[Exercise material Boundary: Start]

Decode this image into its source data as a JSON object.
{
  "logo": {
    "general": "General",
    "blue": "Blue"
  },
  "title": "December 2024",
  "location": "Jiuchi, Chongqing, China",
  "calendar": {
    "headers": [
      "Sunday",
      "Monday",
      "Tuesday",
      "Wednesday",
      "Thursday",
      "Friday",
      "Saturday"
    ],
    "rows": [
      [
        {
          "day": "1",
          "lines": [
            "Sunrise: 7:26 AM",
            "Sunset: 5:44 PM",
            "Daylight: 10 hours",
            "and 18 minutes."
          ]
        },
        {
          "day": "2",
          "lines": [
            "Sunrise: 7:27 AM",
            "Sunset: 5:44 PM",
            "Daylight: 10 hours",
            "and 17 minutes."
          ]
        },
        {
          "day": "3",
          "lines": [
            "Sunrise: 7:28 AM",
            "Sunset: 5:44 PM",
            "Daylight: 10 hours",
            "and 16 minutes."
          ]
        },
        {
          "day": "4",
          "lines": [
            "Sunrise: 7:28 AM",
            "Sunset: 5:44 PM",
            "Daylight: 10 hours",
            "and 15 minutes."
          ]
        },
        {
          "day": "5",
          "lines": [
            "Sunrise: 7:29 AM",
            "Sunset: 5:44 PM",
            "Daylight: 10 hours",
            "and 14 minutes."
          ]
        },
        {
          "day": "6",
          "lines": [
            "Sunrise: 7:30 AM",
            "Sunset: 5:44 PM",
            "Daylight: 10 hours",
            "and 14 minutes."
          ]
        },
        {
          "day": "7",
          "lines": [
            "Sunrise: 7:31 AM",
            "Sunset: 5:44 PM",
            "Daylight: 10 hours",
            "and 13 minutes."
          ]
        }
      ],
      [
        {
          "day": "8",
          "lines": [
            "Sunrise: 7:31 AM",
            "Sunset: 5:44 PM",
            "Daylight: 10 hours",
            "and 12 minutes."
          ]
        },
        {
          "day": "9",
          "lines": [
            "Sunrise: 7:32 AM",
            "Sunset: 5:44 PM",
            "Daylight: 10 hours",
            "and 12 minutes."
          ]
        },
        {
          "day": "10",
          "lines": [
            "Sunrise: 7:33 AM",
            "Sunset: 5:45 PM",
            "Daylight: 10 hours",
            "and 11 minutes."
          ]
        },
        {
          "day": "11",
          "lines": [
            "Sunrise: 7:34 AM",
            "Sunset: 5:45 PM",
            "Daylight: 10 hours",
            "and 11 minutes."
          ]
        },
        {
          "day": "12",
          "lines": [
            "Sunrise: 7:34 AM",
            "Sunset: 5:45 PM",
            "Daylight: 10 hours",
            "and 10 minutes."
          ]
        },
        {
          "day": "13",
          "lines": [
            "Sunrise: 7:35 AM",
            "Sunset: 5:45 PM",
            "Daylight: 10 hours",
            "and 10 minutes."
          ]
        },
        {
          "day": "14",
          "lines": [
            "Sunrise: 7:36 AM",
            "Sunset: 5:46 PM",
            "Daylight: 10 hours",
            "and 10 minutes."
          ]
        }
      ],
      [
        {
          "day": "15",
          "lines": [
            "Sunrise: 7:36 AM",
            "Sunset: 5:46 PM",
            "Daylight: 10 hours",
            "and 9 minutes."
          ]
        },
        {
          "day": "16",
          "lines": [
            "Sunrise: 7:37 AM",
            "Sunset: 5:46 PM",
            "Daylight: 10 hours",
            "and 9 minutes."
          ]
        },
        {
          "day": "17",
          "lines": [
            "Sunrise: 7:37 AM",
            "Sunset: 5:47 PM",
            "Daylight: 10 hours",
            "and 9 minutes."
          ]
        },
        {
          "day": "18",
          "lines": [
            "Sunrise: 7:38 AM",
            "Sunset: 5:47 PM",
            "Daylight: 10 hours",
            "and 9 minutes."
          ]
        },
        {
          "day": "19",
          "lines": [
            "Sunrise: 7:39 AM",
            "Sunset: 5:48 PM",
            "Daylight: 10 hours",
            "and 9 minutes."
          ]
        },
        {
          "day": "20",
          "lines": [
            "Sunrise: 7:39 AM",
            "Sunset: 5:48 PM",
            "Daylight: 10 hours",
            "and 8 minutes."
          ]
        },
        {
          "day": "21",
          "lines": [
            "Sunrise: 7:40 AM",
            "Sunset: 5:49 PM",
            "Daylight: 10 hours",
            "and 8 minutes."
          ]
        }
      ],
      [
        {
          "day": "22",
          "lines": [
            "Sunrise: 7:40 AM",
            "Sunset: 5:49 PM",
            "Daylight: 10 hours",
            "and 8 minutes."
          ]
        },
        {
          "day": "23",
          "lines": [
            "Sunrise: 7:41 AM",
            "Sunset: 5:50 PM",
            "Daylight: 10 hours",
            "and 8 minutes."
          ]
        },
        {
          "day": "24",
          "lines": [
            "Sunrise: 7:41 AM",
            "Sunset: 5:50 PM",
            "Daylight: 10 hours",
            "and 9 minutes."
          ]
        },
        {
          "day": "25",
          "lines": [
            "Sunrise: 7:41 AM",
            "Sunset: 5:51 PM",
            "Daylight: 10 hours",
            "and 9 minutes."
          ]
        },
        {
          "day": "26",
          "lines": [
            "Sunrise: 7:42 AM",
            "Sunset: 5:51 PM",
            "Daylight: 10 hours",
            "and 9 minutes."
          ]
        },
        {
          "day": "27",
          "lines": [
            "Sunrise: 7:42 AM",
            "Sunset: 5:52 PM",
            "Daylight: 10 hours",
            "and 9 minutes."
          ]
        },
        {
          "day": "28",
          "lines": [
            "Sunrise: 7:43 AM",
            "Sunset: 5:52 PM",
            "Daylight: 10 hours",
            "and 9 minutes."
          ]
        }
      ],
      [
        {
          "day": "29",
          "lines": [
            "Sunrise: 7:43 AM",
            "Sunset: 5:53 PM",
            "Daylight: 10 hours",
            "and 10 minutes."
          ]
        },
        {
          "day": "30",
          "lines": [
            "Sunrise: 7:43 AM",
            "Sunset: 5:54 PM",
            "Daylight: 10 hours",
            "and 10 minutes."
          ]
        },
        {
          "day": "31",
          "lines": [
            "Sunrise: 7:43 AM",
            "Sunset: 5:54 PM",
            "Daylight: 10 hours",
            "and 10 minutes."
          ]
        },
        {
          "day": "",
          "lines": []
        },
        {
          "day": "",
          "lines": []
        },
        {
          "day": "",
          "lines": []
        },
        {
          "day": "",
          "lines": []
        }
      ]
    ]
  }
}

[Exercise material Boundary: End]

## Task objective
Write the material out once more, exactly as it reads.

## Solved exercise
Decode this image into its source data as a JSON object.
{
  "logo": {
    "general": "General",
    "blue": "Blue"
  },
  "title": "December 2024",
  "location": "Jiuchi, Chongqing, China",
  "calendar": {
    "headers": [
      "Sunday",
      "Monday",
      "Tuesday",
      "Wednesday",
      "Thursday",
      "Friday",
      "Saturday"
    ],
    "rows": [
      [
        {
          "day": "1",
          "lines": [
            "Sunrise: 7:26 AM",
            "Sunset: 5:44 PM",
            "Daylight: 10 hours",
            "and 18 minutes."
          ]
        },
        {
          "day": "2",
          "lines": [
            "Sunrise: 7:27 AM",
            "Sunset: 5:44 PM",
            "Daylight: 10 hours",
            "and 17 minutes."
          ]
        },
        {
          "day": "3",
          "lines": [
            "Sunrise: 7:28 AM",
            "Sunset: 5:44 PM",
            "Daylight: 10 hours",
            "and 16 minutes."
          ]
        },
        {
          "day": "4",
          "lines": [
            "Sunrise: 7:28 AM",
            "Sunset: 5:44 PM",
            "Daylight: 10 hours",
            "and 15 minutes."
          ]
        },
        {
          "day": "5",
          "lines": [
            "Sunrise: 7:29 AM",
            "Sunset: 5:44 PM",
            "Daylight: 10 hours",
            "and 14 minutes."
          ]
        },
        {
          "day": "6",
          "lines": [
            "Sunrise: 7:30 AM",
            "Sunset: 5:44 PM",
            "Daylight: 10 hours",
            "and 14 minutes."
          ]
        },
        {
          "day": "7",
          "lines": [
            "Sunrise: 7:31 AM",
            "Sunset: 5:44 PM",
            "Daylight: 10 hours",
            "and 13 minutes."
          ]
        }
      ],
      [
        {
          "day": "8",
          "lines": [
            "Sunrise: 7:31 AM",
            "Sunset: 5:44 PM",
            "Daylight: 10 hours",
            "and 12 minutes."
          ]
        },
        {
          "day": "9",
          "lines": [
            "Sunrise: 7:32 AM",
            "Sunset: 5:44 PM",
            "Daylight: 10 hours",
            "and 12 minutes."
          ]
        },
        {
          "day": "10",
          "lines": [
            "Sunrise: 7:33 AM",
            "Sunset: 5:45 PM",
            "Daylight: 10 hours",
            "and 11 minutes."
          ]
        },
        {
          "day": "11",
          "lines": [
            "Sunrise: 7:34 AM",
            "Sunset: 5:45 PM",
            "Daylight: 10 hours",
            "and 11 minutes."
          ]
        },
        {
          "day": "12",
          "lines": [
            "Sunrise: 7:34 AM",
            "Sunset: 5:45 PM",
            "Daylight: 10 hours",
            "and 10 minutes."
          ]
        },
        {
          "day": "13",
          "lines": [
            "Sunrise: 7:35 AM",
            "Sunset: 5:45 PM",
            "Daylight: 10 hours",
            "and 10 minutes."
          ]
        },
        {
          "day": "14",
          "lines": [
            "Sunrise: 7:36 AM",
            "Sunset: 5:46 PM",
            "Daylight: 10 hours",
            "and 10 minutes."
          ]
        }
      ],
      [
        {
          "day": "15",
          "lines": [
            "Sunrise: 7:36 AM",
            "Sunset: 5:46 PM",
            "Daylight: 10 hours",
            "and 9 minutes."
          ]
        },
        {
          "day": "16",
          "lines": [
            "Sunrise: 7:37 AM",
            "Sunset: 5:46 PM",
            "Daylight: 10 hours",
            "and 9 minutes."
          ]
        },
        {
          "day": "17",
          "lines": [
            "Sunrise: 7:37 AM",
            "Sunset: 5:47 PM",
            "Daylight: 10 hours",
            "and 9 minutes."
          ]
        },
        {
          "day": "18",
          "lines": [
            "Sunrise: 7:38 AM",
            "Sunset: 5:47 PM",
            "Daylight: 10 hours",
            "and 9 minutes."
          ]
        },
        {
          "day": "19",
          "lines": [
            "Sunrise: 7:39 AM",
            "Sunset: 5:48 PM",
            "Daylight: 10 hours",
            "and 9 minutes."
          ]
        },
        {
          "day": "20",
          "lines": [
            "Sunrise: 7:39 AM",
            "Sunset: 5:48 PM",
            "Daylight: 10 hours",
            "and 8 minutes."
          ]
        },
        {
          "day": "21",
          "lines": [
            "Sunrise: 7:40 AM",
            "Sunset: 5:49 PM",
            "Daylight: 10 hours",
            "and 8 minutes."
          ]
        }
      ],
      [
        {
          "day": "22",
          "lines": [
            "Sunrise: 7:40 AM",
            "Sunset: 5:49 PM",
            "Daylight: 10 hours",
            "and 8 minutes."
          ]
        },
        {
          "day": "23",
          "lines": [
            "Sunrise: 7:41 AM",
            "Sunset: 5:50 PM",
            "Daylight: 10 hours",
            "and 8 minutes."
          ]
        },
        {
          "day": "24",
          "lines": [
            "Sunrise: 7:41 AM",
            "Sunset: 5:50 PM",
            "Daylight: 10 hours",
            "and 9 minutes."
          ]
        },
        {
          "day": "25",
          "lines": [
            "Sunrise: 7:41 AM",
            "Sunset: 5:51 PM",
            "Daylight: 10 hours",
            "and 9 minutes."
          ]
        },
        {
          "day": "26",
          "lines": [
            "Sunrise: 7:42 AM",
            "Sunset: 5:51 PM",
            "Daylight: 10 hours",
            "and 9 minutes."
          ]
        },
        {
          "day": "27",
          "lines": [
            "Sunrise: 7:42 AM",
            "Sunset: 5:52 PM",
            "Daylight: 10 hours",
            "and 9 minutes."
          ]
        },
        {
          "day": "28",
          "lines": [
            "Sunrise: 7:43 AM",
            "Sunset: 5:52 PM",
            "Daylight: 10 hours",
            "and 9 minutes."
          ]
        }
      ],
      [
        {
          "day": "29",
          "lines": [
            "Sunrise: 7:43 AM",
            "Sunset: 5:53 PM",
            "Daylight: 10 hours",
            "and 10 minutes."
          ]
        },
        {
          "day": "30",
          "lines": [
            "Sunrise: 7:43 AM",
            "Sunset: 5:54 PM",
            "Daylight: 10 hours",
            "and 10 minutes."
          ]
        },
        {
          "day": "31",
          "lines": [
            "Sunrise: 7:43 AM",
            "Sunset: 5:54 PM",
            "Daylight: 10 hours",
            "and 10 minutes."
          ]
        },
        {
          "day": "",
          "lines": []
        },
        {
          "day": "",
          "lines": []
        },
        {
          "day": "",
          "lines": []
        },
        {
          "day": "",
          "lines": []
        }
      ]
    ]
  }
}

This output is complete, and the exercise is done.